CNC shops are very functional environments. Customers have very precise needs and those of us with the right CNC milling and turning equipment fulfill those needs. On any given day you see your fair share of parts for tools, pieces of industrial machinery, rows and rows of smaller pieces of machined goods, and everything in between.
Most of the time these are to fulfill orders for items that will be used in very specific roles. The creativity that went into their design happened in order to solve a problem. Something needed to be done, something needed to be made to do it, and then something was designed and created in order to complete the task.
As today’s post will explore, however, these machines can also be used to create beautiful works of art. Limited only by the vision of the artist, digital plans can be given to CNC machines which result in the creation of stunning physical forms. In many cases, these forms require dimensions so precise that only CNC is capable of making them happen.

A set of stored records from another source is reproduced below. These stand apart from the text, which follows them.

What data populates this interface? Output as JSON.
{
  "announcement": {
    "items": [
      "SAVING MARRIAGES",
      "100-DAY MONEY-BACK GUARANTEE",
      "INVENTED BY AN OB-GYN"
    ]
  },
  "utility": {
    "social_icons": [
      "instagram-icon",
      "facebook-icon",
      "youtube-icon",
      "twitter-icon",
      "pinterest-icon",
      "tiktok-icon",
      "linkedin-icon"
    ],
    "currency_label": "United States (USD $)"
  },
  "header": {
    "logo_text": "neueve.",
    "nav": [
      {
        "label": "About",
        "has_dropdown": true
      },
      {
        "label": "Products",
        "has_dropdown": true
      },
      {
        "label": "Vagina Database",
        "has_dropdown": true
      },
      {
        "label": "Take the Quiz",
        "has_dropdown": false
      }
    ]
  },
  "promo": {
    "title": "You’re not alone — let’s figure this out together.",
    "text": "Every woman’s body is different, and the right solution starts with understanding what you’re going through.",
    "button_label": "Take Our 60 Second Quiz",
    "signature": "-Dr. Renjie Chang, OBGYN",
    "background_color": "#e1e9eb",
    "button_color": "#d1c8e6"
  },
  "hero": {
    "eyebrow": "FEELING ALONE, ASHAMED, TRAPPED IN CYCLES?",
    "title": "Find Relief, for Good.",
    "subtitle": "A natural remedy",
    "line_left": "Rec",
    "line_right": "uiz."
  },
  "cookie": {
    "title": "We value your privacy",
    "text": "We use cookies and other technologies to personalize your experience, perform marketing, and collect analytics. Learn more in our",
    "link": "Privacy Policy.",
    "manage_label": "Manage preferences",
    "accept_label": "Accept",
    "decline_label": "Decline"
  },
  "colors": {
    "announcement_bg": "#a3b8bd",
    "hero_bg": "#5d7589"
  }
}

How do you turn 120 kilograms (264 pounds) of aluminum into an amazing sculpture of a motorcross helmet? The only way to make that happen is with CNC.
Granted, this may not be exactly what some might consider to be art, but, we would disagree. The level of detail on this piece is absolutely amazing. And, when you’re in your garage, den, or cave in your house dedicated to your love of your bike, this piece might just bring a tear to your eye. For us, it’s the video of it being made. Take a second and check it out.
The next piece uses a foot pedal to rotate a wheel around an axis which gives the impression of matchstick-formed humans walking around the perimeter. It has to seen to be appreciated and you can check it out at the Charlotte Observer.
The artist, Ryan Buyssens, describes himself as a “weird hybrid investor-artist-science guy” who pushes boundaries when he creates a new piece of art. This sculpture certainly answers that call.
Finding the Beauty in Plywood
The artist for our final example uses the precision of CNC cutting heads to carve intricate designs, patterns, textures, and shapes into ordinary plywood. The result is fantastic and can be seen on Visual News.
His name is Michael Anderson and, in his own words he uses CNC “to express art through form, texture, and spatial experience.” Most work is based on algorithms and the final product is then sanded and smoothed to clear any remaining rough edges.
The human need to express one’s self through art is an amazing example of using technologies to create something new and beautiful. Through the ages we have drawn on rocks, carved into trees, painted on paper and animal hide, and formed gorgeous works from iron and steel. Now we use technology to create pieces that test the boundaries of our own abilities and require the precision of computerized control to form the physical manifestations of what we imagine in our heads. These works are just a couple of the examples out there of people using CNC to add beauty to the world around them.